Uncomplicated Firewall (UFW) is the default firewall configuration tool for Ubuntu. It’s easy to configure and easy to manage by an amateur like me. It’s disabled by default but you can enable UFW easily with the default set of rules like this:

sudo ufw enable

Now, in my setup I am running Ubuntu Server 16.04 as a virtual machine on my Macbook. In the server I have a Postgres container.

$ docker run --name test_postgres -e POSTGRES_PASSWORD=mysecretpassword -p 5432:5432 postgres 
$ docker ps -a | grep postgres
$ dd10fc032a12        postgres    "docker-entrypoint.s…"   28 seconds ago      Up 26 seconds                5432/tcp

The database can be accessible by other containers in the server but it should not be accessed by anyone outside of my virtual machine.

If you have paid attention to your networking lecture, the usual practice is to deny all incoming traffic and only allow some ports to be exposed to the outside world. In my case, I need SSH to be accessible outside of the host.

$ sudo ufw default deny incoming
Default incoming policy changed to 'deny'
$ sudo ufw allow ssh
Rule added
Rule added (v6)
$ sudo ufw reload
Firewall reloaded
$ sudo ufw status
Status: active

To                         Action      From
--                         ------      ----
22                         ALLOW       Anywhere
22 (v6)                    ALLOW       Anywhere (v6)

This should be sufficient to help us block anyone from accessing our container in the server… or not.
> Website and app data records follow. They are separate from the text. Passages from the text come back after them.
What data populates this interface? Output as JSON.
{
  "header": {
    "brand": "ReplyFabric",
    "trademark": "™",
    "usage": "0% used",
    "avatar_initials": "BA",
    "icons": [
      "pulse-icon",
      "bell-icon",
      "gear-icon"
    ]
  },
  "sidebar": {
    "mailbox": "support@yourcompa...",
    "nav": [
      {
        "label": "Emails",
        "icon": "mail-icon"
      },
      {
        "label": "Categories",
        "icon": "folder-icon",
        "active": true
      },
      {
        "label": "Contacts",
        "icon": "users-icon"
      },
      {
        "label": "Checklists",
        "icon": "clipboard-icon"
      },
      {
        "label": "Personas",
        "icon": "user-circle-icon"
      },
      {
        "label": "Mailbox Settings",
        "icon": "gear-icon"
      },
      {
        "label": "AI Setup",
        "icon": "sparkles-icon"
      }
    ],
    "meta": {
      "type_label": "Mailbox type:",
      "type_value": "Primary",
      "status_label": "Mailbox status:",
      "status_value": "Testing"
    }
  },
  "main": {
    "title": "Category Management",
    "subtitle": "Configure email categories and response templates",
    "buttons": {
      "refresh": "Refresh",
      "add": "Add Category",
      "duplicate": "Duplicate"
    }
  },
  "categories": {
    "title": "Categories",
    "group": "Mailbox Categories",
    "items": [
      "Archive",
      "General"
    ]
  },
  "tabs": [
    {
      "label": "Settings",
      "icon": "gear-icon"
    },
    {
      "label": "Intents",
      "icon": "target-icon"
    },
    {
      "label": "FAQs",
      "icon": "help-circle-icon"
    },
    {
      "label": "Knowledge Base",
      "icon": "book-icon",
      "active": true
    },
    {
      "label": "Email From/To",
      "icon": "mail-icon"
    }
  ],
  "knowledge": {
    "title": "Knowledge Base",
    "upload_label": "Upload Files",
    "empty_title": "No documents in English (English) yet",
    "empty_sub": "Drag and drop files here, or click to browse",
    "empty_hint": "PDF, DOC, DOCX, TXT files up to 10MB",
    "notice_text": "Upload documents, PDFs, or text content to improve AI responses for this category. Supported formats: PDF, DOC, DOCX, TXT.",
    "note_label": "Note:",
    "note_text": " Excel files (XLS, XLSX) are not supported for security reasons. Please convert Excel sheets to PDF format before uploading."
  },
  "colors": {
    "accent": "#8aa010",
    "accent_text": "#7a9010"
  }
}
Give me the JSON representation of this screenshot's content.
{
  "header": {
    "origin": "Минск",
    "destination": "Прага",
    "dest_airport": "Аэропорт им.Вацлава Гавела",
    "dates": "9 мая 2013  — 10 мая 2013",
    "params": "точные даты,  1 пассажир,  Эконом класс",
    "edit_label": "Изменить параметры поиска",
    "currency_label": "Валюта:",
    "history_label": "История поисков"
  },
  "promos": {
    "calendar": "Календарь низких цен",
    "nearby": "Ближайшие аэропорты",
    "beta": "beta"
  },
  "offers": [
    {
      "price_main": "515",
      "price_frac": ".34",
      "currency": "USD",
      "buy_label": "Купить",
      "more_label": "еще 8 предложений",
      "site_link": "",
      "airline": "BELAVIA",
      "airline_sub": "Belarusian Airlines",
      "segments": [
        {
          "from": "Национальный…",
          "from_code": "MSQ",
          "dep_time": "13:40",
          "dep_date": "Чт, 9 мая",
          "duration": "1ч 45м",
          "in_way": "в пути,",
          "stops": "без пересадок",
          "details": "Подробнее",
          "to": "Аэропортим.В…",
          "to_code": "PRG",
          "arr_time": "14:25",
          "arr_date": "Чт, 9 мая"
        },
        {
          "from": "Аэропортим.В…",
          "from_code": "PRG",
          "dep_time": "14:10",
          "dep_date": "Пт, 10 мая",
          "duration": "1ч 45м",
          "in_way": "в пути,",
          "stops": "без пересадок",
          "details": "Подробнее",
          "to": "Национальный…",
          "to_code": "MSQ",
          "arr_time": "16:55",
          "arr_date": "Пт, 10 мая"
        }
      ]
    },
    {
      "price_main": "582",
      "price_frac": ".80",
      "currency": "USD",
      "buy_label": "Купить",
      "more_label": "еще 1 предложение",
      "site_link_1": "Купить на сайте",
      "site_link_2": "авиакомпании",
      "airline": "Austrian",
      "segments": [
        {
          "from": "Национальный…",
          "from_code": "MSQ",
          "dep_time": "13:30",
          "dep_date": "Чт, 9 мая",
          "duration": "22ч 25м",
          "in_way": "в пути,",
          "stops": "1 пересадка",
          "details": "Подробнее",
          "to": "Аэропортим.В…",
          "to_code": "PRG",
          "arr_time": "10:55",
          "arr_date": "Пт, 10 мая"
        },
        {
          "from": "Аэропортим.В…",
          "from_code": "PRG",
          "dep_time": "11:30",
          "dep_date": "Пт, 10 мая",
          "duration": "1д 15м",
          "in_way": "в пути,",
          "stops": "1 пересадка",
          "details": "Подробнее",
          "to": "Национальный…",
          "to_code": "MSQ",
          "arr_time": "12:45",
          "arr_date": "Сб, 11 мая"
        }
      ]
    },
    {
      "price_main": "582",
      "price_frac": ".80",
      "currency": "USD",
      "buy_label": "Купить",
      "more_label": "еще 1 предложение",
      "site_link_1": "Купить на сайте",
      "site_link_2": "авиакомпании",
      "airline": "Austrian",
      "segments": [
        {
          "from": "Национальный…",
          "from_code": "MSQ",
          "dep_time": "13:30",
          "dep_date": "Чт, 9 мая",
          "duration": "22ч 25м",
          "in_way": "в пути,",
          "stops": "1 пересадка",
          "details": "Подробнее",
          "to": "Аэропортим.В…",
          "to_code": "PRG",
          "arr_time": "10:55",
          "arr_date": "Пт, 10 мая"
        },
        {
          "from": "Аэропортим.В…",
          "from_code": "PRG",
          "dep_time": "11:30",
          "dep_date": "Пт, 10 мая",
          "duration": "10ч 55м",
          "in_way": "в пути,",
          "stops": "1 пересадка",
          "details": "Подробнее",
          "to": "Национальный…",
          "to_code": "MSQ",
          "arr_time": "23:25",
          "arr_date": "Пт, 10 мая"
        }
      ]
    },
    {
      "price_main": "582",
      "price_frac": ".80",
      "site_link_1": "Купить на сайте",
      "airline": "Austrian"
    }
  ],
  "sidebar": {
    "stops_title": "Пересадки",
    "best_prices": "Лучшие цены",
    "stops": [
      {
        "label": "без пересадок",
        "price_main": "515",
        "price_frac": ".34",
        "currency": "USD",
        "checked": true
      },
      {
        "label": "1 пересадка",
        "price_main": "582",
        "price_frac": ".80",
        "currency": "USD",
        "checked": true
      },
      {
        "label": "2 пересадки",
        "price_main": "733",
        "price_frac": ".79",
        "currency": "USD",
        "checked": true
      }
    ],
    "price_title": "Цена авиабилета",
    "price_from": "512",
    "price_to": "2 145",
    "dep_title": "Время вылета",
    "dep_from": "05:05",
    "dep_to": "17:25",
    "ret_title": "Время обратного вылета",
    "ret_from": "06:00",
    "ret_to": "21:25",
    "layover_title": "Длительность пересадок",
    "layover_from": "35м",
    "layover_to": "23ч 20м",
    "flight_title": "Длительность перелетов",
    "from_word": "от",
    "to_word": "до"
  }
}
To test that no one outside of the virtual machine can connect to the Postgres server, I used pgAdmin4 on my Macbook and attempted to establish a connection to the container. And guess what? I was actually able to connect to the Postgres instance successfully!

This cannot be right as we have already block all incoming traffic except for SSH services. So what has gone wrong? Now, let’s check our iptables:

$ sudo iptables --list | grep postgresql
ACCEPT     tcp  --  anywhere              tcp dpt:postgresql

Hah, so it turns out that Docker has modified iptables directly to allow the container to bind to port 5432. To prevent Docker from modifying iptables, we will need to set iptables key to be false in /etc/docker/daemon.json.

I didn’t have that file in my folder so I went ahead to create the file.

$ sudo vim /etc/docker/daemon.json

Following the guide, I added the following content in the file:

    "iptables": false

Lastly, I restarted Docker.

sudo systemctl restart docker

Andddddddddddd it finally works!

The downside is that your docker can never be connected outside of your host machine by default. You can change the behaviour by adding appropriate rules via ufw or iptables.